▸ What is needed: Nothing in the data should be left out or altered when it is retyped.

━━━ Dataset excerpts ━━━

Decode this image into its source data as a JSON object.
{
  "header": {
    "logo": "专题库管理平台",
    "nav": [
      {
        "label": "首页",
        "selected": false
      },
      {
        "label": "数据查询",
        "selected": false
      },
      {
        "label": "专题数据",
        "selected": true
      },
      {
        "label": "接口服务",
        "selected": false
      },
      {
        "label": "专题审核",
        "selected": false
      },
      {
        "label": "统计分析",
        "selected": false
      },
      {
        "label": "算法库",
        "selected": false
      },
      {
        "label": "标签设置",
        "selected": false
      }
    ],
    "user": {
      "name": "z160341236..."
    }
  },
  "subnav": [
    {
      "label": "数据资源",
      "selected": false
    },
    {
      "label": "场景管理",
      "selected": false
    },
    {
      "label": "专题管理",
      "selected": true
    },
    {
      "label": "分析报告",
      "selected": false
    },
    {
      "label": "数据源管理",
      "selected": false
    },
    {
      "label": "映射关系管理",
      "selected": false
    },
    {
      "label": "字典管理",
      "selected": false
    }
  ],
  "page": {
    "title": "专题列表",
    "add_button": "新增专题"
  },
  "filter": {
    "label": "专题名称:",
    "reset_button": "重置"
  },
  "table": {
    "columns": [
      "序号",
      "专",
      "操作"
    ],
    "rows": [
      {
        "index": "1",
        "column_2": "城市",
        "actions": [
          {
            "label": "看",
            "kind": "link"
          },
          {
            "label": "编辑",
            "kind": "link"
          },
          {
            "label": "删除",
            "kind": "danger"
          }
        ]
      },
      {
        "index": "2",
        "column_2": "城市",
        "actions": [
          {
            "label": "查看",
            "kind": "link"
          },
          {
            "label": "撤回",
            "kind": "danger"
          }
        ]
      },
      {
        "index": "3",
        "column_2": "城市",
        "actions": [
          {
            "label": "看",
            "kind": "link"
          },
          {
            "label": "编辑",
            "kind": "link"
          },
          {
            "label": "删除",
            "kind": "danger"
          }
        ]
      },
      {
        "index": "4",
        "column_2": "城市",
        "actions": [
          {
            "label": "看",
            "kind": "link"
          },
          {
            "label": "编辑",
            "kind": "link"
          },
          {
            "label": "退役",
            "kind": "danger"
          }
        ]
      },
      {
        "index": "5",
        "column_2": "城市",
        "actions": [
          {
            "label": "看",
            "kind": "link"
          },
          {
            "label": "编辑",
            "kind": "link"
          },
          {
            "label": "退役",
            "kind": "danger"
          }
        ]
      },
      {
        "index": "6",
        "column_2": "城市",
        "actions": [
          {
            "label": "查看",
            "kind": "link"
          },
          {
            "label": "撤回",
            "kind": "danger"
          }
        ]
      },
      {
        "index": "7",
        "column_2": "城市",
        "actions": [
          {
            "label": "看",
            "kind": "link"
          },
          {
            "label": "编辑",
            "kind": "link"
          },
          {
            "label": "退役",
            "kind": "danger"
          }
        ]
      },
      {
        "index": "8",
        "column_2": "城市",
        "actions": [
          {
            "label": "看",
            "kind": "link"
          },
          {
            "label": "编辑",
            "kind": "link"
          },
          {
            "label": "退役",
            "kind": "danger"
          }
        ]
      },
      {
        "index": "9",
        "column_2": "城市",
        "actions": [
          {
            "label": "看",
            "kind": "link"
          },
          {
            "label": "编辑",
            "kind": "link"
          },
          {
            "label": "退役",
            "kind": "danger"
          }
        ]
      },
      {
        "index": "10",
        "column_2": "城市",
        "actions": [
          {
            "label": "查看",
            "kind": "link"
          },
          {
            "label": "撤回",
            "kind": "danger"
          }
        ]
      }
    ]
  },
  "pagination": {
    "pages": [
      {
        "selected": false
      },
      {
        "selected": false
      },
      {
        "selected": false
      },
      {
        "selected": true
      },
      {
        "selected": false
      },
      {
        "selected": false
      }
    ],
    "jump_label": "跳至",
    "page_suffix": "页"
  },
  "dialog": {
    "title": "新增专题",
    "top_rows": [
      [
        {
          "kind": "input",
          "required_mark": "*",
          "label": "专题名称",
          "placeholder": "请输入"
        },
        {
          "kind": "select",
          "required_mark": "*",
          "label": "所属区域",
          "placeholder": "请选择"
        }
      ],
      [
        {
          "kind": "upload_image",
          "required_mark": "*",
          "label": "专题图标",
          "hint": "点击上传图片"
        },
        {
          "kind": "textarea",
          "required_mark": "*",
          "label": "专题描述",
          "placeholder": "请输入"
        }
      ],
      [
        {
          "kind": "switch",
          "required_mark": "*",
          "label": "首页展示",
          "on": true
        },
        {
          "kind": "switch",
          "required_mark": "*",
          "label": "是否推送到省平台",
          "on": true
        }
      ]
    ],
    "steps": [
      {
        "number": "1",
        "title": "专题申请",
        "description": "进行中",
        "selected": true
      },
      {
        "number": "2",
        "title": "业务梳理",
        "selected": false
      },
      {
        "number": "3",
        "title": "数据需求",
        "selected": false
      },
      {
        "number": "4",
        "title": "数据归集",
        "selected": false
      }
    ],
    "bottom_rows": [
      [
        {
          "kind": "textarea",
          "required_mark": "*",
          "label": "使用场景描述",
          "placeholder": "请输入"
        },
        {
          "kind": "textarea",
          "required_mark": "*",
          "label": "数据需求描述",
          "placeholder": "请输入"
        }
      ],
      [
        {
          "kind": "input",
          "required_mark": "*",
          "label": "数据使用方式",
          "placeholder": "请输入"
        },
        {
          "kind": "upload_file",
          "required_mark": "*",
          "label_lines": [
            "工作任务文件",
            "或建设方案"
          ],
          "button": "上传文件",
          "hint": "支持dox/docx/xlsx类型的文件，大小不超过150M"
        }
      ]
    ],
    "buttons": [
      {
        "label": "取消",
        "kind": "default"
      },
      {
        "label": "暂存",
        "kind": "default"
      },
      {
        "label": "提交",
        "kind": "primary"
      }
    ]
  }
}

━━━

▸ Output of the task:
Decode this image into its source data as a JSON object.
{
  "header": {
    "logo": "专题库管理平台",
    "nav": [
      {
        "label": "首页",
        "selected": false
      },
      {
        "label": "数据查询",
        "selected": false
      },
      {
        "label": "专题数据",
        "selected": true
      },
      {
        "label": "接口服务",
        "selected": false
      },
      {
        "label": "专题审核",
        "selected": false
      },
      {
        "label": "统计分析",
        "selected": false
      },
      {
        "label": "算法库",
        "selected": false
      },
      {
        "label": "标签设置",
        "selected": false
      }
    ],
    "user": {
      "name": "z160341236..."
    }
  },
  "subnav": [
    {
      "label": "数据资源",
      "selected": false
    },
    {
      "label": "场景管理",
      "selected": false
    },
    {
      "label": "专题管理",
      "selected": true
    },
    {
      "label": "分析报告",
      "selected": false
    },
    {
      "label": "数据源管理",
      "selected": false
    },
    {
      "label": "映射关系管理",
      "selected": false
    },
    {
      "label": "字典管理",
      "selected": false
    }
  ],
  "page": {
    "title": "专题列表",
    "add_button": "新增专题"
  },
  "filter": {
    "label": "专题名称:",
    "reset_button": "重置"
  },
  "table": {
    "columns": [
      "序号",
      "专",
      "操作"
    ],
    "rows": [
      {
        "index": "1",
        "column_2": "城市",
        "actions": [
          {
            "label": "看",
            "kind": "link"
          },
          {
            "label": "编辑",
            "kind": "link"
          },
          {
            "label": "删除",
            "kind": "danger"
          }
        ]
      },
      {
        "index": "2",
        "column_2": "城市",
        "actions": [
          {
            "label": "查看",
            "kind": "link"
          },
          {
            "label": "撤回",
            "kind": "danger"
          }
        ]
      },
      {
        "index": "3",
        "column_2": "城市",
        "actions": [
          {
            "label": "看",
            "kind": "link"
          },
          {
            "label": "编辑",
            "kind": "link"
          },
          {
            "label": "删除",
            "kind": "danger"
          }
        ]
      },
      {
        "index": "4",
        "column_2": "城市",
        "actions": [
          {
            "label": "看",
            "kind": "link"
          },
          {
            "label": "编辑",
            "kind": "link"
          },
          {
            "label": "退役",
            "kind": "danger"
          }
        ]
      },
      {
        "index": "5",
        "column_2": "城市",
        "actions": [
          {
            "label": "看",
            "kind": "link"
          },
          {
            "label": "编辑",
            "kind": "link"
          },
          {
            "label": "退役",
            "kind": "danger"
          }
        ]
      },
      {
        "index": "6",
        "column_2": "城市",
        "actions": [
          {
            "label": "查看",
            "kind": "link"
          },
          {
            "label": "撤回",
            "kind": "danger"
          }
        ]
      },
      {
        "index": "7",
        "column_2": "城市",
        "actions": [
          {
            "label": "看",
            "kind": "link"
          },
          {
            "label": "编辑",
            "kind": "link"
          },
          {
            "label": "退役",
            "kind": "danger"
          }
        ]
      },
      {
        "index": "8",
        "column_2": "城市",
        "actions": [
          {
            "label": "看",
            "kind": "link"
          },
          {
            "label": "编辑",
            "kind": "link"
          },
          {
            "label": "退役",
            "kind": "danger"
          }
        ]
      },
      {
        "index": "9",
        "column_2": "城市",
        "actions": [
          {
            "label": "看",
            "kind": "link"
          },
          {
            "label": "编辑",
            "kind": "link"
          },
          {
            "label": "退役",
            "kind": "danger"
          }
        ]
      },
      {
        "index": "10",
        "column_2": "城市",
        "actions": [
          {
            "label": "查看",
            "kind": "link"
          },
          {
            "label": "撤回",
            "kind": "danger"
          }
        ]
      }
    ]
  },
  "pagination": {
    "pages": [
      {
        "selected": false
      },
      {
        "selected": false
      },
      {
        "selected": false
      },
      {
        "selected": true
      },
      {
        "selected": false
      },
      {
        "selected": false
      }
    ],
    "jump_label": "跳至",
    "page_suffix": "页"
  },
  "dialog": {
    "title": "新增专题",
    "top_rows": [
      [
        {
          "kind": "input",
          "required_mark": "*",
          "label": "专题名称",
          "placeholder": "请输入"
        },
        {
          "kind": "select",
          "required_mark": "*",
          "label": "所属区域",
          "placeholder": "请选择"
        }
      ],
      [
        {
          "kind": "upload_image",
          "required_mark": "*",
          "label": "专题图标",
          "hint": "点击上传图片"
        },
        {
          "kind": "textarea",
          "required_mark": "*",
          "label": "专题描述",
          "placeholder": "请输入"
        }
      ],
      [
        {
          "kind": "switch",
          "required_mark": "*",
          "label": "首页展示",
          "on": true
        },
        {
          "kind": "switch",
          "required_mark": "*",
          "label": "是否推送到省平台",
          "on": true
        }
      ]
    ],
    "steps": [
      {
        "number": "1",
        "title": "专题申请",
        "description": "进行中",
        "selected": true
      },
      {
        "number": "2",
        "title": "业务梳理",
        "selected": false
      },
      {
        "number": "3",
        "title": "数据需求",
        "selected": false
      },
      {
        "number": "4",
        "title": "数据归集",
        "selected": false
      }
    ],
    "bottom_rows": [
      [
        {
          "kind": "textarea",
          "required_mark": "*",
          "label": "使用场景描述",
          "placeholder": "请输入"
        },
        {
          "kind": "textarea",
          "required_mark": "*",
          "label": "数据需求描述",
          "placeholder": "请输入"
        }
      ],
      [
        {
          "kind": "input",
          "required_mark": "*",
          "label": "数据使用方式",
          "placeholder": "请输入"
        },
        {
          "kind": "upload_file",
          "required_mark": "*",
          "label_lines": [
            "工作任务文件",
            "或建设方案"
          ],
          "button": "上传文件",
          "hint": "支持dox/docx/xlsx类型的文件，大小不超过150M"
        }
      ]
    ],
    "buttons": [
      {
        "label": "取消",
        "kind": "default"
      },
      {
        "label": "暂存",
        "kind": "default"
      },
      {
        "label": "提交",
        "kind": "primary"
      }
    ]
  }
}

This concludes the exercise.